The bill was supposed to come before the full House today, but this is looking less-likely (though still an outside possibility). Rather, the bill will be help up, procedurally, through the weekend with a potential final vote on Monday. This, of course, is subject to change. The rationale here is to find some common ground between leadership and the conservative wing of the membership in order to get a bill over to the Senate. The Senate has more holdouts against the House bill and, at least privately, the President has told conservative holdouts in the House that the version of the bill passed by the Senate will be far-more in keeping with what dissenters in the House are calling for.
It would be a major failure for both Speaker Ryan and the President if a healthcare bill isn’t advanced out of the House within the next few days.
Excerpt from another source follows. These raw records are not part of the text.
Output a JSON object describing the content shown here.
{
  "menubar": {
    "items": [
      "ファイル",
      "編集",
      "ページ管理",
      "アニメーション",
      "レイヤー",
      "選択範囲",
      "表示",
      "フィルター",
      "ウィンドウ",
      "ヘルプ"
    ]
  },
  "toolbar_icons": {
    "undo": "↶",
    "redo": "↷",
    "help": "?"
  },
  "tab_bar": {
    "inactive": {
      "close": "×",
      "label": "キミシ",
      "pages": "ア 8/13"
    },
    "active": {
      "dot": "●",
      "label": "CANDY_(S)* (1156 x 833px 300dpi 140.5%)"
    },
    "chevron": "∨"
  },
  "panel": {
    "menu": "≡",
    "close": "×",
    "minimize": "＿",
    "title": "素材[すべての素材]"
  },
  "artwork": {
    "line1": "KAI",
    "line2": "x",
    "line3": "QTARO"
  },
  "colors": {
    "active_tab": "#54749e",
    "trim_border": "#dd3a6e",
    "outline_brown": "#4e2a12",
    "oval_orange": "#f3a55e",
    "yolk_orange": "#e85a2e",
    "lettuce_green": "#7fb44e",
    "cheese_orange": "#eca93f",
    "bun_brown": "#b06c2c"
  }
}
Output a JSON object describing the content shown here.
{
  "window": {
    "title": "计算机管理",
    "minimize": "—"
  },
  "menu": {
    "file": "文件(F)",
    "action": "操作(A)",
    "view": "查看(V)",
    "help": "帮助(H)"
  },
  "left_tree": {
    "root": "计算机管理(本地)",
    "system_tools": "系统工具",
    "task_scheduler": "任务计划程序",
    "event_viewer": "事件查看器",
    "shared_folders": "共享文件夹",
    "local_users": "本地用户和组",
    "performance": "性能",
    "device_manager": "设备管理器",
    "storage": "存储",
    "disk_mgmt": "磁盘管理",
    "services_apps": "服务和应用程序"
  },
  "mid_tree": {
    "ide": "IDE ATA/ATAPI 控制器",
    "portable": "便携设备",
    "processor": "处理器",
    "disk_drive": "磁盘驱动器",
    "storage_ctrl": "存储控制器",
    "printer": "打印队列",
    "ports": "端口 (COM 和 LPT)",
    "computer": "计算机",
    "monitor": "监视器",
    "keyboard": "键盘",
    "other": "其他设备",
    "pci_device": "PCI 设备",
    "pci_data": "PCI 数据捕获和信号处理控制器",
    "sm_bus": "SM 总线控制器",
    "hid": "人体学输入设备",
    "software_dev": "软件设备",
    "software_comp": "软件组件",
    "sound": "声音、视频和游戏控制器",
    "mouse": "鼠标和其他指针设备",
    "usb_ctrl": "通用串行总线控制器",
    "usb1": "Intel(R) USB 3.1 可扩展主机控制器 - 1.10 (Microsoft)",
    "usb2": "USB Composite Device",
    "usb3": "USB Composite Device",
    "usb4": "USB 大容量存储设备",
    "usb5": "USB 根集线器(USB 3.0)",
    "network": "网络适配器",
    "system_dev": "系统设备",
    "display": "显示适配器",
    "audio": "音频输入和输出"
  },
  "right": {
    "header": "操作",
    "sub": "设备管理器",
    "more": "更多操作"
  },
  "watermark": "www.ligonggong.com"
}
However, as some conservatives see it, they’d rather go down with their principles than simply embrace the idea of passing bad legislation for the sake of a temporary public relations win.
Baltimore’s Population drops to near-100 year low: 614,000. Third largest percentage drop in the country after Chicago and Detroit.
Baltimore’s longtime Roman Catholic Cardinal, William Keeler has died at age 86.
Putin critic and former Russian MP Denis Voronenkov was shot dead in Kiev, Ukraine. Voronenkov had been cooperating with Ukrainian investigations of former Russian-allied Prime Minister Viktor Yanukovych.
Of course, there are more things going on in the world, but these should be enough to get your day started.